Work instructions: The response must be made up of the lines in the entries below that contain "name".

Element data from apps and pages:
-*-*-

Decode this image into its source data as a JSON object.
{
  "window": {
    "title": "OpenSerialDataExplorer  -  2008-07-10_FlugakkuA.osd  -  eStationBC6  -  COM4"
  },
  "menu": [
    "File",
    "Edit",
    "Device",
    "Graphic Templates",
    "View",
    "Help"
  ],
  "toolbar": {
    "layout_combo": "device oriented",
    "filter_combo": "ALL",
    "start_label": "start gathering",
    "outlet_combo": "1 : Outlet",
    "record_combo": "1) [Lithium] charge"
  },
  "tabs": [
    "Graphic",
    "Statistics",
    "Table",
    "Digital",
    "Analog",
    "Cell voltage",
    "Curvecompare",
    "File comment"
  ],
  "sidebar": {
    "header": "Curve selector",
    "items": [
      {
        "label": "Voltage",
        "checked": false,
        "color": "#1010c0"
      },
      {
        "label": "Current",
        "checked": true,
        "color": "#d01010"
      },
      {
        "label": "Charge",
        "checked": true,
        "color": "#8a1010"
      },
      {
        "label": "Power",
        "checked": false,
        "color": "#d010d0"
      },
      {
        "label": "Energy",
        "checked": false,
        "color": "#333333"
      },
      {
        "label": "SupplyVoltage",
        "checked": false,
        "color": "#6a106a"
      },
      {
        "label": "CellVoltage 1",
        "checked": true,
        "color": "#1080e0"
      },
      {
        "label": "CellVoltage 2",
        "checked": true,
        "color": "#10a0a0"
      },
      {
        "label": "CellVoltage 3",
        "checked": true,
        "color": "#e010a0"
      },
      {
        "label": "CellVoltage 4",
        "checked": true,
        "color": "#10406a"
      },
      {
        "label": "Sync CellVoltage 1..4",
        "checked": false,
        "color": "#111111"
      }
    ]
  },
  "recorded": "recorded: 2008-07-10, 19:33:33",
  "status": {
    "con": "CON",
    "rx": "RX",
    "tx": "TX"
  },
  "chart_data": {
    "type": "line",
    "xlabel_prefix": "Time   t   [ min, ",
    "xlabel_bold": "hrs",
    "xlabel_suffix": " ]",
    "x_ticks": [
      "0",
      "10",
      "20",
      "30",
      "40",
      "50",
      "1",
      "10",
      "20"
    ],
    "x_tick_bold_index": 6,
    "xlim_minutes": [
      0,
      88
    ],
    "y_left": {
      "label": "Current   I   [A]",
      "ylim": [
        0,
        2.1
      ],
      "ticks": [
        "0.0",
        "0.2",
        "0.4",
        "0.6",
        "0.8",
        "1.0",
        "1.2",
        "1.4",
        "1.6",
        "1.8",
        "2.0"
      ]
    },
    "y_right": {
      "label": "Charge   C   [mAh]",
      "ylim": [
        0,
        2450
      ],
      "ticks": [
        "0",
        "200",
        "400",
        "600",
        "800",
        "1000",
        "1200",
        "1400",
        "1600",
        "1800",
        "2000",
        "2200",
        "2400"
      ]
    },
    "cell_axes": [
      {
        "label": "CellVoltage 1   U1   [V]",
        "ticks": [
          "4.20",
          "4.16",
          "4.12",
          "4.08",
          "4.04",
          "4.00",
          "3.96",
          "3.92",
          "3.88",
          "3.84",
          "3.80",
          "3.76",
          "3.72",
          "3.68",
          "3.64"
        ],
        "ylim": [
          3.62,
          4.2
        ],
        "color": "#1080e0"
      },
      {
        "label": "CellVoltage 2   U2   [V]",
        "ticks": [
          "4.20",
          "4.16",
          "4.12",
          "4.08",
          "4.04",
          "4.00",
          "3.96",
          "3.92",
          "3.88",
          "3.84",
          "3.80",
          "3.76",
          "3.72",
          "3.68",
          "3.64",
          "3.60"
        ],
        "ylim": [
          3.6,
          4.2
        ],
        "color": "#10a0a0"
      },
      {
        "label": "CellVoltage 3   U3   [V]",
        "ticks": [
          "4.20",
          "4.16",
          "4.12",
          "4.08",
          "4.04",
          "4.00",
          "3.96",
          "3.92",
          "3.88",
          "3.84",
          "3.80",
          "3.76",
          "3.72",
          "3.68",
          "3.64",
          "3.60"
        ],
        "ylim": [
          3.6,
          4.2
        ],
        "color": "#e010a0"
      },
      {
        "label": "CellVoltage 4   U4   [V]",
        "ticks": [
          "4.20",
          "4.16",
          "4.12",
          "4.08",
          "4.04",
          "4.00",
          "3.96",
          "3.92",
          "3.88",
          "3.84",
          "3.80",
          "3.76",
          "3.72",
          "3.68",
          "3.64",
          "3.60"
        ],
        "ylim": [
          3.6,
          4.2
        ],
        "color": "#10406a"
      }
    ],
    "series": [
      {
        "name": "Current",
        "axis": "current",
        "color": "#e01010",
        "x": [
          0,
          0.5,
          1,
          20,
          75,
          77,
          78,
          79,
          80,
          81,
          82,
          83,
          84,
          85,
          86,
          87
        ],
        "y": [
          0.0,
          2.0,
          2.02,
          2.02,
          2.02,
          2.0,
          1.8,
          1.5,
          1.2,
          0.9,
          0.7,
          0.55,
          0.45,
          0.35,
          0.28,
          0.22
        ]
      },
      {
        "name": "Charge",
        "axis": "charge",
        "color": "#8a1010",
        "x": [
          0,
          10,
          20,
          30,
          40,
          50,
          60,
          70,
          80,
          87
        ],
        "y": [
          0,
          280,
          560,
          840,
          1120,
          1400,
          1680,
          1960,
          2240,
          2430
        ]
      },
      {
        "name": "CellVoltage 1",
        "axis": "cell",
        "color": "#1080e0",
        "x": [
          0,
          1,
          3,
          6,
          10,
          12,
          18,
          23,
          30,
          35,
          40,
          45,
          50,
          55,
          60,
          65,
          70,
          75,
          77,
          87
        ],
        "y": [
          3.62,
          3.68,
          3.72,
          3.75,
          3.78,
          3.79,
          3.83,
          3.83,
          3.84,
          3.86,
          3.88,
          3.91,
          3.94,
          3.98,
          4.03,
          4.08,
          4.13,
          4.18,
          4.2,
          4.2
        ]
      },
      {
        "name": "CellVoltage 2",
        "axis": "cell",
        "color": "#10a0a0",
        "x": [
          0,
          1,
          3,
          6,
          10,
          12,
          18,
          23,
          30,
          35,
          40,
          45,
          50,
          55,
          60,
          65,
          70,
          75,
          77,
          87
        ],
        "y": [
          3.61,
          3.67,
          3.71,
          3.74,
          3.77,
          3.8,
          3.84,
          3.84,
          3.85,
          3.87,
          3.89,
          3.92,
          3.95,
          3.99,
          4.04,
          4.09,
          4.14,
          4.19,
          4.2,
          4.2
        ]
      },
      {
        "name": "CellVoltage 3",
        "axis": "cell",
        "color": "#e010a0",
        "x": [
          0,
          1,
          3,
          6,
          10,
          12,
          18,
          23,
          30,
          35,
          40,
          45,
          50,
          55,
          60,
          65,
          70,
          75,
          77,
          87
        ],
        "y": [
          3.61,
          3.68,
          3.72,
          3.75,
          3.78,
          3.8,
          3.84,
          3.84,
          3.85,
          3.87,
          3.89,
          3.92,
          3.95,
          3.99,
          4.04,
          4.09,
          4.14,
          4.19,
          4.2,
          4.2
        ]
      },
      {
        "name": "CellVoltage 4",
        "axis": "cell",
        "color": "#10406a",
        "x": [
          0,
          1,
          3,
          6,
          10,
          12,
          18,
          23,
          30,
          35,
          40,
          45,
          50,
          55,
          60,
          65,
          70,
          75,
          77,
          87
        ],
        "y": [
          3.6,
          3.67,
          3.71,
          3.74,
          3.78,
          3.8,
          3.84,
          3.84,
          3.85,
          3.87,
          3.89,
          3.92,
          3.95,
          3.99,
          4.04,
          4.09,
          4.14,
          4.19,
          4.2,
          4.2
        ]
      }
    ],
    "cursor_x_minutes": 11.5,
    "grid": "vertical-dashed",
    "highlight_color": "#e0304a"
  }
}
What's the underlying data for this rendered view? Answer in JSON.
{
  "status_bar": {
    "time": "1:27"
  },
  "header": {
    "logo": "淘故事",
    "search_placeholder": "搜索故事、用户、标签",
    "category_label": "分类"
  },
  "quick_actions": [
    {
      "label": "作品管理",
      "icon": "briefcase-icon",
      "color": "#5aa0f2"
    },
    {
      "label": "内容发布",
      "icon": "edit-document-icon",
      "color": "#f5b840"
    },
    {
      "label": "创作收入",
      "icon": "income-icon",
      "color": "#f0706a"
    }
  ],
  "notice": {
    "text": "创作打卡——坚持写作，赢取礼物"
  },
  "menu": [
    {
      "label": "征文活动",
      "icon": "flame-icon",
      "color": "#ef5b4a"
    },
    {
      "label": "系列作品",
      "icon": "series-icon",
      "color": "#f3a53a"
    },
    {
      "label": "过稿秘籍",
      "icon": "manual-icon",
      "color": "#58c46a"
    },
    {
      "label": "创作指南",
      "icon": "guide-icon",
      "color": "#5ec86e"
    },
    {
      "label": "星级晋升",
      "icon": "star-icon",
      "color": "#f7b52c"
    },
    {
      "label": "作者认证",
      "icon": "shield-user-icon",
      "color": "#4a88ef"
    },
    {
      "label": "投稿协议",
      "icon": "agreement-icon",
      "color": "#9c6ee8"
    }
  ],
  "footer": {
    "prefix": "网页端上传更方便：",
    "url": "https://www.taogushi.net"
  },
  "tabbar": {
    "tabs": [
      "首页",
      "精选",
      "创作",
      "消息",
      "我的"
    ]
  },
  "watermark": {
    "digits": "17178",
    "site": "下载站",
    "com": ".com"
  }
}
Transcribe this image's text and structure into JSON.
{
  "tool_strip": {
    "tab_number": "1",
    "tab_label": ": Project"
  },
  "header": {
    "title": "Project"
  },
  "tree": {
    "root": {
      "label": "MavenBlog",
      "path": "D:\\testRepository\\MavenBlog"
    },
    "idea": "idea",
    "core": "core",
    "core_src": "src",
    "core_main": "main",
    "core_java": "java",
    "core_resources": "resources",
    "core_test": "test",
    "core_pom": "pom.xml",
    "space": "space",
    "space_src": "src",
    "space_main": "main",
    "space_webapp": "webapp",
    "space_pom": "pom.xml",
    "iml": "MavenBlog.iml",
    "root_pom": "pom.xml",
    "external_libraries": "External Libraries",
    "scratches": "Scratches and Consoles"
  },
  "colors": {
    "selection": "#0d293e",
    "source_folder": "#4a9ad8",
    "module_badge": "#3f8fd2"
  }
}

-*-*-

Exercise output:
        "name": "Current",
        "name": "Charge",
        "name": "CellVoltage 1",
        "name": "CellVoltage 2",
        "name": "CellVoltage 3",
        "name": "CellVoltage 4",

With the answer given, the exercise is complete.